Sports medicine physicians and physiotherapists understand female athletes are more likely than men to injure their ACL, the anterior cruciate ligament in the knee - as much as eight times more likely, depending on the sport.
Despite the reports by female athletes saying they felt like their knees are looser at different times of the month, previous research
in the area has largely discounted a connection between the female hormone cycle and knee injury.
The recent research project was a collaboration between kinesiology, engineering and health sciences researchers. The team found not all women experience knee laxity at the same time of their menstrual cycle. The researchers speculate that this is likely why previous research in the area has largely discounted a connection between the hormone cycle and knee injury.
In a series of recent papers published
in the British Journal of Sports Medicine
and The American Journal of Sports Medicine
the researchers noted that while 14 of 26 subjects exhibited the greatest amount of knee laxity during the ovulation phase, while 10 others had the greatest laxity during the follicular phase and two subjects during the luteal phase.
“What this shows us is that the connection between the hormonal cycle and knee laxity is not a cookie-cutter relationship,” says one of the studies’ lead authors, Faculty of Kinesiology professor Darren Stefanyshyn.
“Individuals have significant differences and I think that finding out why these differences occur could go a long way to helping athletes understand if they are more at risk and perhaps in designing interventions to help prevent injury.”
The study monitored 26 women throughout the course of their monthly course of cycle. Their knee laxity was measured at each phase and they were asked to perform several athletic movements like quick cuts, or sharp jumps. The researchers found that the greater knee laxity lead to biomechanical differences that could lead to injury in a game situation.
Female athletes are between two and eight times more likely to injure their ACL knee ligaments than men. ACL injuries remain one of the biggest concerns in orthopaedic sports medicine.
It is estimated these injuries cost the health-care system nearly $2 billion annually.

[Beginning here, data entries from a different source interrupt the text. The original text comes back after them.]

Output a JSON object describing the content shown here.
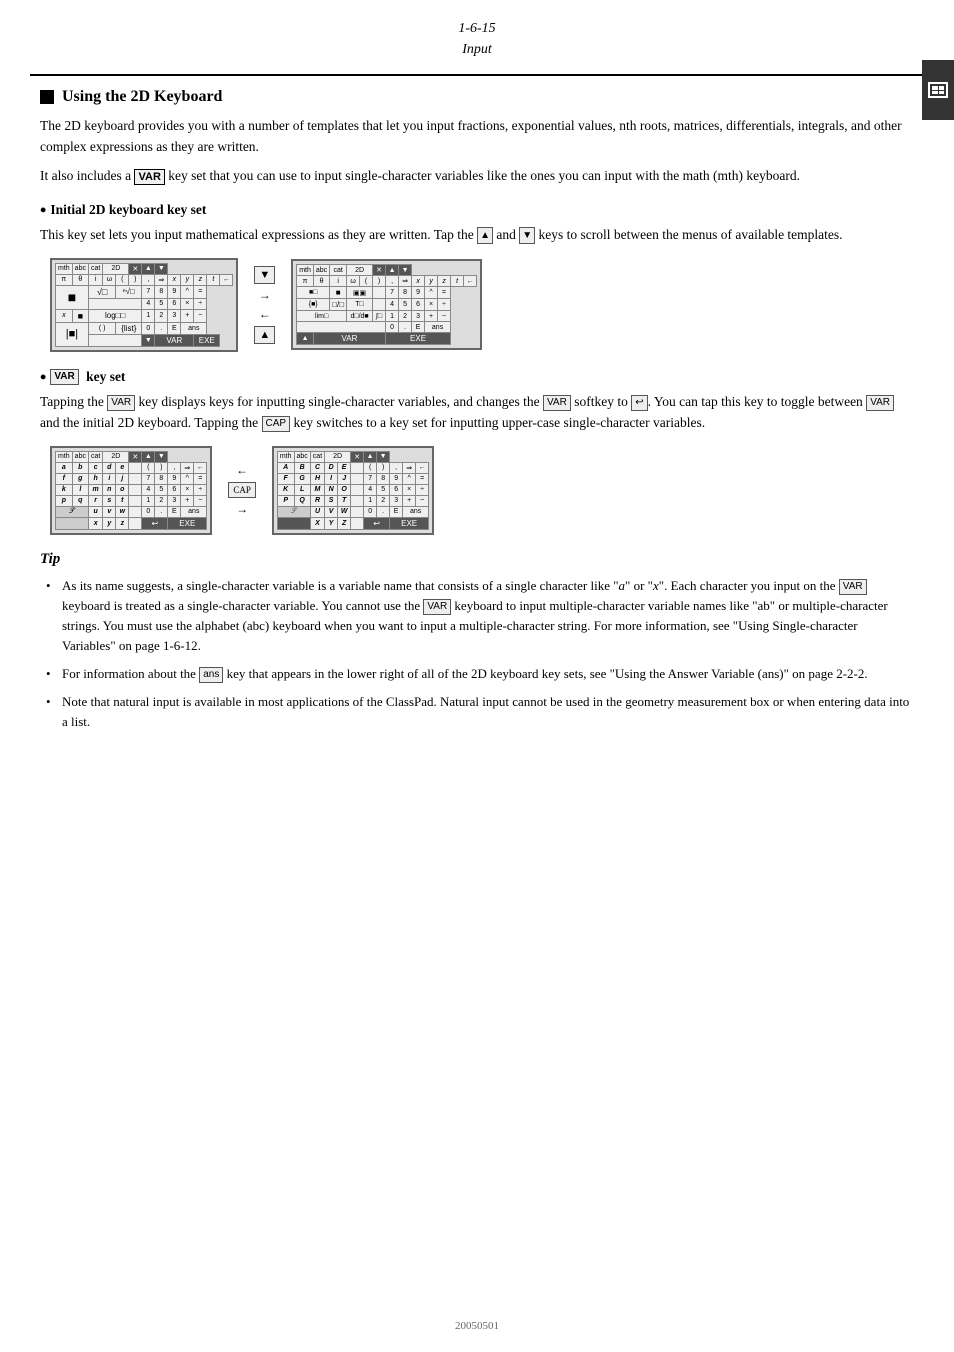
{
  "header": {
    "line1": "1-6-15",
    "line2": "Input"
  },
  "section": {
    "title": "Using the 2D Keyboard",
    "intro1": "The 2D keyboard provides you with a number of templates that let you input fractions, exponential values, nth roots, matrices, differentials, integrals, and other complex expressions as they are written.",
    "intro2_pre": "It also includes a ",
    "var_label": "VAR",
    "intro2_post": " key set that you can use to input single-character variables like the ones you can input with the math (mth) keyboard.",
    "sub1_title": "Initial 2D keyboard key set",
    "sub1_body": "This key set lets you input mathematical expressions as they are written. Tap the",
    "sub1_body2": "and",
    "sub1_body3": "keys to scroll between the menus of available templates.",
    "sub2_title": "VAR key set",
    "sub2_body1": "Tapping the",
    "sub2_body2": "VAR",
    "sub2_body3": "key displays keys for inputting single-character variables, and changes the",
    "sub2_body4": "VAR",
    "sub2_body5": "softkey to",
    "sub2_body6": ". You can tap this key to toggle between",
    "sub2_body7": "VAR",
    "sub2_body8": "and the initial 2D keyboard.",
    "sub2_body9": "Tapping the",
    "sub2_body10": "CAP",
    "sub2_body11": "key switches to a key set for inputting upper-case single-character variables."
  },
  "tip": {
    "heading": "Tip",
    "bullets": [
      "As its name suggests, a single-character variable is a variable name that consists of a single character like \"a\" or \"x\". Each character you input on the VAR keyboard is treated as a single-character variable. You cannot use the VAR keyboard to input multiple-character variable names like \"ab\" or multiple-character strings. You must use the alphabet (abc) keyboard when you want to input a multiple-character string. For more information, see \"Using Single-character Variables\" on page 1-6-12.",
      "For information about the ans key that appears in the lower right of all of the 2D keyboard key sets, see \"Using the Answer Variable (ans)\" on page 2-2-2.",
      "Note that natural input is available in most applications of the ClassPad. Natural input cannot be used in the geometry measurement box or when entering data into a list."
    ]
  },
  "footer": {
    "text": "20050501"
  }
}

Young athletes who suffer knee injuries are far more likely to suffer knee osteoarthritis when they age and are at risk for a much less active life-style following injury.